WORK INSTRUCTION: Write out the whole listing exactly.

(EXTRACTED ENTRIES begins)

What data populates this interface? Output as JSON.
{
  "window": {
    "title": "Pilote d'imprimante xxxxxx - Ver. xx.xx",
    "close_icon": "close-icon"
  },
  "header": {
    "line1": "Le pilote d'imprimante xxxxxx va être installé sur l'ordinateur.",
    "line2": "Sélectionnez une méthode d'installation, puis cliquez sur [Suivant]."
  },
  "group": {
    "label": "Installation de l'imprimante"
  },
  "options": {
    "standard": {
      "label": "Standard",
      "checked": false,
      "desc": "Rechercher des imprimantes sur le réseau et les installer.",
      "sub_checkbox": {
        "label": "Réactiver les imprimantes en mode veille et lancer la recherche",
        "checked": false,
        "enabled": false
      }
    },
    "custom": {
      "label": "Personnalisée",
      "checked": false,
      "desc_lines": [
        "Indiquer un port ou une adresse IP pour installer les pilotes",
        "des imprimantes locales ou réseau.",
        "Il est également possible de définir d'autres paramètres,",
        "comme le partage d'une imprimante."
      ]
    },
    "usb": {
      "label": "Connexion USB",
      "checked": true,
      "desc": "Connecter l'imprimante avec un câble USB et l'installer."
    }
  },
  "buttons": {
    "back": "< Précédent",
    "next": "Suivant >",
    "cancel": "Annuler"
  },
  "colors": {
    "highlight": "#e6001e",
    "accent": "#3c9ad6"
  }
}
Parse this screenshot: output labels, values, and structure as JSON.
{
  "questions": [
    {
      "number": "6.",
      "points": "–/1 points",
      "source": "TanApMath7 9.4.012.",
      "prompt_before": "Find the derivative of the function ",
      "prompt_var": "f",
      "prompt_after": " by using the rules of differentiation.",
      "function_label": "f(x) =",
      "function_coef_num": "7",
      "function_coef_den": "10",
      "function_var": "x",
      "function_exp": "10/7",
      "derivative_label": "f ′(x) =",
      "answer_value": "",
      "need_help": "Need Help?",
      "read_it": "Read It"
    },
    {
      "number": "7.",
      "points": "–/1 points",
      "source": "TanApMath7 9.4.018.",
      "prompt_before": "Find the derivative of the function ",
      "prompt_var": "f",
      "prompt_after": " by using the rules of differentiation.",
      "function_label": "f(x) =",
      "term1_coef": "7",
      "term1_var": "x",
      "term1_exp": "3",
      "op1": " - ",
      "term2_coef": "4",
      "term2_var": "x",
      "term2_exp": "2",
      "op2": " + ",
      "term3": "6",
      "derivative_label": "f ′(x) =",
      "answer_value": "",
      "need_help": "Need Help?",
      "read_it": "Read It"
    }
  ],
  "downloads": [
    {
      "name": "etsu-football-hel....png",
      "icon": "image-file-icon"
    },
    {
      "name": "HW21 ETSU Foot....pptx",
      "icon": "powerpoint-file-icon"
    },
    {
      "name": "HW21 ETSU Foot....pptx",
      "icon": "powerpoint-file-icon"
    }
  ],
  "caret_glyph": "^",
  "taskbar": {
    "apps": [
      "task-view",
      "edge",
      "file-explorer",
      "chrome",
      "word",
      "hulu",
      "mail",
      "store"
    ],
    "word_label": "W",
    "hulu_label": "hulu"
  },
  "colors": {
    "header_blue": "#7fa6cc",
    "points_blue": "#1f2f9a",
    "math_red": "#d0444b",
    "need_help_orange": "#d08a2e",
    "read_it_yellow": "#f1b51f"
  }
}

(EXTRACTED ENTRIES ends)

THE ANSWER:
What data populates this interface? Output as JSON.
{
  "window": {
    "title": "Pilote d'imprimante xxxxxx - Ver. xx.xx",
    "close_icon": "close-icon"
  },
  "header": {
    "line1": "Le pilote d'imprimante xxxxxx va être installé sur l'ordinateur.",
    "line2": "Sélectionnez une méthode d'installation, puis cliquez sur [Suivant]."
  },
  "group": {
    "label": "Installation de l'imprimante"
  },
  "options": {
    "standard": {
      "label": "Standard",
      "checked": false,
      "desc": "Rechercher des imprimantes sur le réseau et les installer.",
      "sub_checkbox": {
        "label": "Réactiver les imprimantes en mode veille et lancer la recherche",
        "checked": false,
        "enabled": false
      }
    },
    "custom": {
      "label": "Personnalisée",
      "checked": false,
      "desc_lines": [
        "Indiquer un port ou une adresse IP pour installer les pilotes",
        "des imprimantes locales ou réseau.",
        "Il est également possible de définir d'autres paramètres,",
        "comme le partage d'une imprimante."
      ]
    },
    "usb": {
      "label": "Connexion USB",
      "checked": true,
      "desc": "Connecter l'imprimante avec un câble USB et l'installer."
    }
  },
  "buttons": {
    "back": "< Précédent",
    "next": "Suivant >",
    "cancel": "Annuler"
  },
  "colors": {
    "highlight": "#e6001e",
    "accent": "#3c9ad6"
  }
}
Parse this screenshot: output labels, values, and structure as JSON.
{
  "questions": [
    {
      "number": "6.",
      "points": "–/1 points",
      "source": "TanApMath7 9.4.012.",
      "prompt_before": "Find the derivative of the function ",
      "prompt_var": "f",
      "prompt_after": " by using the rules of differentiation.",
      "function_label": "f(x) =",
      "function_coef_num": "7",
      "function_coef_den": "10",
      "function_var": "x",
      "function_exp": "10/7",
      "derivative_label": "f ′(x) =",
      "answer_value": "",
      "need_help": "Need Help?",
      "read_it": "Read It"
    },
    {
      "number": "7.",
      "points": "–/1 points",
      "source": "TanApMath7 9.4.018.",
      "prompt_before": "Find the derivative of the function ",
      "prompt_var": "f",
      "prompt_after": " by using the rules of differentiation.",
      "function_label": "f(x) =",
      "term1_coef": "7",
      "term1_var": "x",
      "term1_exp": "3",
      "op1": " - ",
      "term2_coef": "4",
      "term2_var": "x",
      "term2_exp": "2",
      "op2": " + ",
      "term3": "6",
      "derivative_label": "f ′(x) =",
      "answer_value": "",
      "need_help": "Need Help?",
      "read_it": "Read It"
    }
  ],
  "downloads": [
    {
      "name": "etsu-football-hel....png",
      "icon": "image-file-icon"
    },
    {
      "name": "HW21 ETSU Foot....pptx",
      "icon": "powerpoint-file-icon"
    },
    {
      "name": "HW21 ETSU Foot....pptx",
      "icon": "powerpoint-file-icon"
    }
  ],
  "caret_glyph": "^",
  "taskbar": {
    "apps": [
      "task-view",
      "edge",
      "file-explorer",
      "chrome",
      "word",
      "hulu",
      "mail",
      "store"
    ],
    "word_label": "W",
    "hulu_label": "hulu"
  },
  "colors": {
    "header_blue": "#7fa6cc",
    "points_blue": "#1f2f9a",
    "math_red": "#d0444b",
    "need_help_orange": "#d08a2e",
    "read_it_yellow": "#f1b51f"
  }
}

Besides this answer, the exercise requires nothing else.